India had better watch out. The dumping of Chinese goods in Indian markets acutely debilitating for India already could get further exacerbated, thanks to the trade war between China and the US. So far, India has neither been adequately watchful nor forthright in dealing with Chinese dumping with the result that Indian cottage and small scale industry is severely crippled with Chinese undercutting. It would be suicidal of India to continue ignoring the Chinese dumping.
If the Americans can protect their indigenous industry by imposing heavy duties on a range of Chinese products, so can we. The unemployment problem in India is the single biggest issue that is going against the BJP for next year’s general elections and it can ill afford to let this pass. There can be little doubt that cheap imports from China are a prime reason why Indian cottage and small scale industry is in utter disarray and thousands of small businesses have had to shut down, forcing people on the streets.
Keeping up good relations with Beijing is a legitimate priority in times when under the unpredictable Donald Trump, we cannot assume that the US would come to our aid if the Chinese gang up with Pakistan to take us on militarily at some stage.

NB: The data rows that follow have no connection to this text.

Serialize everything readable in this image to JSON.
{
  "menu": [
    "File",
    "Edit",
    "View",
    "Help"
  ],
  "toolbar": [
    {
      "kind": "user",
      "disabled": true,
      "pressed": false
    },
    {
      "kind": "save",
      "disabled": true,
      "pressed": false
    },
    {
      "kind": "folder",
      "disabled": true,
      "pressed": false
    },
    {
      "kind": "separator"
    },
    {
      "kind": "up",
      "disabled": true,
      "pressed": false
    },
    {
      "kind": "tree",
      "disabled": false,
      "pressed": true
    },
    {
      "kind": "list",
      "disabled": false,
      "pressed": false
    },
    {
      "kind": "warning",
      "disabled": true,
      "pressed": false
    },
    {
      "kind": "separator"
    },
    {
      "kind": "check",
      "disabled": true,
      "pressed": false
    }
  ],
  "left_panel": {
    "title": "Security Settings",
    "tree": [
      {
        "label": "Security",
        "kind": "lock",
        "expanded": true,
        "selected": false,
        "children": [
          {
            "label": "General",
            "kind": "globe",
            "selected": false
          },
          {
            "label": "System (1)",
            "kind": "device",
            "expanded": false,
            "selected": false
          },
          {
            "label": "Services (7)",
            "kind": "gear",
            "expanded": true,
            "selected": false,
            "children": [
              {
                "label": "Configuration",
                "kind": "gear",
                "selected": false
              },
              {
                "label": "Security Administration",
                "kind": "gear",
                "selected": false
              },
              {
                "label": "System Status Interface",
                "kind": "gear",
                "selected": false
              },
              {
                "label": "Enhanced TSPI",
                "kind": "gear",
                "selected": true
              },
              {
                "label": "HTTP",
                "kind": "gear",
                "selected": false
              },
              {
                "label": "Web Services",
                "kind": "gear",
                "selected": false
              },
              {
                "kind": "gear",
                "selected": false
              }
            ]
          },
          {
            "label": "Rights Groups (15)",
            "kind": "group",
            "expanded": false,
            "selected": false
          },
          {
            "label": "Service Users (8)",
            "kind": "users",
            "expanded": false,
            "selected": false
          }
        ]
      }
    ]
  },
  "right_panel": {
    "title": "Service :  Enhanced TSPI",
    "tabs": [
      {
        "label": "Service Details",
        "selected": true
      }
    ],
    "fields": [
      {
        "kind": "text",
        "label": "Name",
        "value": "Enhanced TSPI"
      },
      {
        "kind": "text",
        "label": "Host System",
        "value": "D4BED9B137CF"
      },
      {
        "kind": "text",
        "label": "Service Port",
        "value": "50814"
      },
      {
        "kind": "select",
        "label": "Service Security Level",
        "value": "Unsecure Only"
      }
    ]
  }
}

But in keeping up, we cannot put our economic sovereignty at stake. We need to put our foot down beyond a point. Some tariffs need to be imposed and revised and a keen watch kept on the smuggling route to plug dumping without payment of duties.
The unscrupulous traders who are out to make a quick buck by selling smuggled goods that are clandestinely brought inside the country need to be dealt with in an exemplary manner that establishes a strong deterrent. The Parliamentary Standing Committee on Commerce said in its 145th report submitted to the Lok Sabha last month that China’s trade practices in India — selling its oversupply to another country, depressing prices and hurting native manufacturing — stand as a testament to Beijing’s policy of making hay while the Indian government looks the other way. With the heat on Chinese imports into US, China could well step up its dumping further in India unless this country takes steps to prevent this proactively. India’s widening trade deficit with China, already a subject of much concern in Indian trade circles could worsen if that happens. The standing committee report cited solar panels as the main product being dumped into India. China is the world’s largest producer of photovoltaic panels.
Dumping of Chinese solar panels in India, once a major exporter of the product, is estimated to have cost two lakh jobs, according to the panel. India was one of the major exporters of solar products between 2006 and 2011 before China started dumping its products at the cost of Indian manufacturers. “Presently, the exports from India have been decimated and brought to a standstill,” the report said, adding that the government must take strong note of such dumping.
In the life-saving drugs category, the dependence on Chinese imports is as much as 90 per cent. Significantly, China has increased the prices of bulk drugs 11-fold during the last two years. Cheap Chinese imports have resulted in 35 per cent closure of power looms in Surat and Bhiwandi, according to the Commerce ministry report. About 85-90 per cent of toy market space is commanded by Chinese products, the report says. It has affected 50 per cent of the domestic toy industry.
Chinese share in India’s imports grew from 11.6 per cent in 2013-14 to 16.6 per cent in 2017-18. Indian exports grew by 9.8 per cent last year. This was accompanied by smuggling which, too, contributed to dumping. But why is China able to make its exports so attractive to Indian importers, is a pertinent question. The Chinese government gives an effective rebate of 17 per cent to its exporter companies. As per the committee, this results in Chinese goods being 5-6 per cent cheaper than their Indian counterparts, making it lucrative for Indian importers.
On account of costlier energy, finance and logistics, Indian goods are costlier by about 9 per cent in the global market. Chinese industry gets loans at 6 per cent, compared to 11-14 per cent in India. Logistics costs are 1 per cent of the business in China, compared to 3 per cent in India.
The parliamentary committee has identified costly capital in India vis-à-vis China as a key debilitating factor for Indian trade boost. It has suggested product specific strategies for improving the trade balance, emphasizing the accountability of pertinent institutions, including the Directorate General for Anti-Dumping and Allied Duties and the Risk Management Division of the Central Board of Indirect Taxes and Customs.
The Committee found that Chinese manufacturers were re-routing their products through the markets of other countries that India has Free Trade Agreements (FTA) with. The unscrupulous imports from China are also on account of influx of under-invoiced Chinese goods, goods brought in through mis-declaration and outright smuggling, it says.
These illegalities have its share of adverse effect on domestic industry, the report declared. In April to December 2017-18, as many as 1,127 cases of smuggling have been registered by India, recovering more than Rs 5.4 billion worth of Chinese goods. But this is only the tip of the iceberg. Actual smuggling figures would be much greater.
However, it also calls for measures such as encouraging people to buy Indian products, popularising ‘Swadeshi apnao’ (consume domestic goods) and generate positive public opinion about Indian goods, which, trade experts say, contribute little to revive domestic industry. There is no doubt that India needs to wake up on the Chinese dumping front. If it fails, Indian industry would suffer irreparable damage.
Kamlendra Kanwar is a political commentator and columnist. He has authored four books.